5. Wine, cheap!  1/4 litro for 3 euros at almost all restaurants.  It's enough for a glass for both Steve and I and a little more (for me).  You'd be silly not to order it and drink liberally.
6. There's nothing like lunch meat here.  Salami, prosciutto, yes.  Normal American lunch meat, no.  Steve ordered 5 euros worth of salami the other day and we ate slices as we walked down the street.
7. You know how there's literally no savings benefit when you go to an American farmer's market--but you will actually spend top dollar there?  The farmer's markets here are actually cheaper!
8. Croissants for breakfast--plain, or with cream, with jelly, with chocolate in the middle.  A croissant for everyone!
9. I found bacon at a grocery store.  I bought it.  (ETA: I cooked it and it was more pancetta like and not crispy bacon after all.  We ate it anyway!)
10. When people come up to see Anders, they wave backwards.  The way in the U.S. we wave with our palms facing out, they wave at him with their palms facing in and their fingers bending towards their wrist.

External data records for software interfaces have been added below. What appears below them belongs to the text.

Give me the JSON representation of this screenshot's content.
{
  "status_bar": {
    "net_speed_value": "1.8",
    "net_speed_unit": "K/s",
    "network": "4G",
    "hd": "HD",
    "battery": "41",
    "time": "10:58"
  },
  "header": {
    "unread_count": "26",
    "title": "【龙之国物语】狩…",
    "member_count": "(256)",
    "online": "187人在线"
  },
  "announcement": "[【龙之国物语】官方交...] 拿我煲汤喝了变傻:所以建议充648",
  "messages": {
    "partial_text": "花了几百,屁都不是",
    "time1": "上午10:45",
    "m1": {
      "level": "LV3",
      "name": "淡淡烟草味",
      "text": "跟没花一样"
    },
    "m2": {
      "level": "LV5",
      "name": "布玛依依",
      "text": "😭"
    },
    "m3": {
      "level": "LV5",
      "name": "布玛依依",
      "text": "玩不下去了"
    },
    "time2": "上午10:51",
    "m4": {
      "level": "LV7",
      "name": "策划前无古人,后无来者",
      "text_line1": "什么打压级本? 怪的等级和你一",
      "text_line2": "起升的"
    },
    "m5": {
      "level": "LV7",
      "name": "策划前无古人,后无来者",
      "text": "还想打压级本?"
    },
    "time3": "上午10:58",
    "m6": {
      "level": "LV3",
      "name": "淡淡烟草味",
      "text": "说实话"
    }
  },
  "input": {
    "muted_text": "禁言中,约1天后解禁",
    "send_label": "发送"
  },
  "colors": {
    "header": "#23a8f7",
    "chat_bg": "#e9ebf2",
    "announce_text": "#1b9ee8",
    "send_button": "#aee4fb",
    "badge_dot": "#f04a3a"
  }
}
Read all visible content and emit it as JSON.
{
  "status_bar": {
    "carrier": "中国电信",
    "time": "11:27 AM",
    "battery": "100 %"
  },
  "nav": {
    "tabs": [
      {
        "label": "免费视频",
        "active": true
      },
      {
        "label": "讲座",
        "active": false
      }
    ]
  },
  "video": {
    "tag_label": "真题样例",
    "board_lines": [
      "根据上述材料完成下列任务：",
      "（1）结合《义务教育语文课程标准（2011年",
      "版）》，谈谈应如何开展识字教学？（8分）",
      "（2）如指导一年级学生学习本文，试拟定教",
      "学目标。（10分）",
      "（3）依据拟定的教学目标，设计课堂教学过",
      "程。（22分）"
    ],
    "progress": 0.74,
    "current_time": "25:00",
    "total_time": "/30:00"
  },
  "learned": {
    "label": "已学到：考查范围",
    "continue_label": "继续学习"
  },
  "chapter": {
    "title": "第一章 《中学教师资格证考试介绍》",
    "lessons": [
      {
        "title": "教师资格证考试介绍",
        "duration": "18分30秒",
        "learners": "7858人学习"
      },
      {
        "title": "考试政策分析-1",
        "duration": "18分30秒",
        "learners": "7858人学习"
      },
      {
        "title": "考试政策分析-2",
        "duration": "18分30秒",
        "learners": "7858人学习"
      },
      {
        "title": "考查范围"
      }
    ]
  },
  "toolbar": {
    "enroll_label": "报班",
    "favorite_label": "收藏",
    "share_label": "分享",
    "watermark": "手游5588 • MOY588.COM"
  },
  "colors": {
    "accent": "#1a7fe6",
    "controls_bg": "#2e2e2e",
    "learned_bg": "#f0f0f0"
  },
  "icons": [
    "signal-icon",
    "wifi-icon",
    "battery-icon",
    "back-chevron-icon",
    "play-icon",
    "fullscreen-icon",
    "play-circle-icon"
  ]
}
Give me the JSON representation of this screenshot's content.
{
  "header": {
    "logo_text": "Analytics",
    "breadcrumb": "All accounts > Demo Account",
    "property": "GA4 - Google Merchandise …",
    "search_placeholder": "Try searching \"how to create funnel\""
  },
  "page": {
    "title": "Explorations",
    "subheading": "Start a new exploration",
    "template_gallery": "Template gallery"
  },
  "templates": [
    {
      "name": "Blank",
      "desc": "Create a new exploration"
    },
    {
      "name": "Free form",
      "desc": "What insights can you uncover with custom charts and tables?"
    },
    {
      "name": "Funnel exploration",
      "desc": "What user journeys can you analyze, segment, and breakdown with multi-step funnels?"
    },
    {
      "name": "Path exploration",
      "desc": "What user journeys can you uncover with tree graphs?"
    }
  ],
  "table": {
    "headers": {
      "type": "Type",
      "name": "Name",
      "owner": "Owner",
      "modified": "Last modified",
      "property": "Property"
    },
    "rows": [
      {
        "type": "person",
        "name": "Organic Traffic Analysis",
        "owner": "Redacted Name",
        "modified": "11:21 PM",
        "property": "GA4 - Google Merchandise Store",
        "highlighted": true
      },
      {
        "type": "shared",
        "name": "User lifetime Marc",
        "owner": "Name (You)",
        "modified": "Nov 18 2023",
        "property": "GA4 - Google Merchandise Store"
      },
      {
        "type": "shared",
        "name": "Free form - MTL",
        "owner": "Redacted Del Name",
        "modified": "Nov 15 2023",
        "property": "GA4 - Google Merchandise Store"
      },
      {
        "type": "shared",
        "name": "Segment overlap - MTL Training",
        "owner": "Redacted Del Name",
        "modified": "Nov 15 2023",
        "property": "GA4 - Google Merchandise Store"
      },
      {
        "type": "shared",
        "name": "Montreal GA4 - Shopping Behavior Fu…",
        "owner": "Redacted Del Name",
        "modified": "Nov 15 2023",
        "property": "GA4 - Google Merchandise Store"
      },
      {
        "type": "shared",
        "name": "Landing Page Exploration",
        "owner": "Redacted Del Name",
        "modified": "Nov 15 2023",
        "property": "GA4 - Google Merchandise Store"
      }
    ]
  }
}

8/6/15

Tremezzo, Lake Como, Italy. Part three.

The stairs up and down to our airbnb.  
And yes, the same stairs that we spilled apples and oranges down while 
the sweet Italian couple were witness to it all.
Villa Carlotta grounds and mansion--beautiful!
Parker's first gelato of the trip at Villa Carlotta--fragola!  Or strawberry.  
He said, "Mom, I like gelato better than ice cream."
The perfect angle to see my awesome postpartum hairline!  C/o Anders!
That night we went down to the Greenway--a big green park right along the lake--for swimming.  
It was awesome.  Definitely one of our favorite things we did during our few days there.
If you go, take an entire day to lounge and swim at the lake!  
There's a little snack bar/restaurant right there too.
Three nearly identical pictures in a row but how is a mother to choose?!  
He's playing with his Zoe Organics everything balm--
I was sent a travel kit before we left and I LOVE it.
Jumping in!  The water is surprisingly warm for it being so close to the mountains.
A pleasant discovery.

Tremezzo details:

From Milano Centrale--a roughly one-hour train ride to Varenna, then a 1/2 hour ferry ride to Tremezzo (stops along the way and you can hop on and off--e.g. in Bellagio, etc.)

We stayed here at this airbnb.  Highly recommend!  Within a short walk from the greenway, the lake, a pool where you can pay to hang out for the day (Hotel Brittania), small grocers, wine bars, coffee, the beautiful Grand Hotel Tremezzo, Villa Carlotta (20 euro for a family), and various hikes both big and small.  Mattresses aren't awesome, but otherwise no complaints!

We wish we would've rented a boat and had a guided tour (so many really cool villas along the way that, if the history was explained, would've been super cool for examples the Villa del Balbianello (Casino Royale and Star Wars), but the one we looked into was 160 euro and we decided against it.  If we knew the tour guide would've been awesome (hit or miss!), we maybe would've sprung for it? 

Please feel free to ask questions.  I know how many crop up with trips like this and I would love to answer any if you're considering one yourself--with or without kids!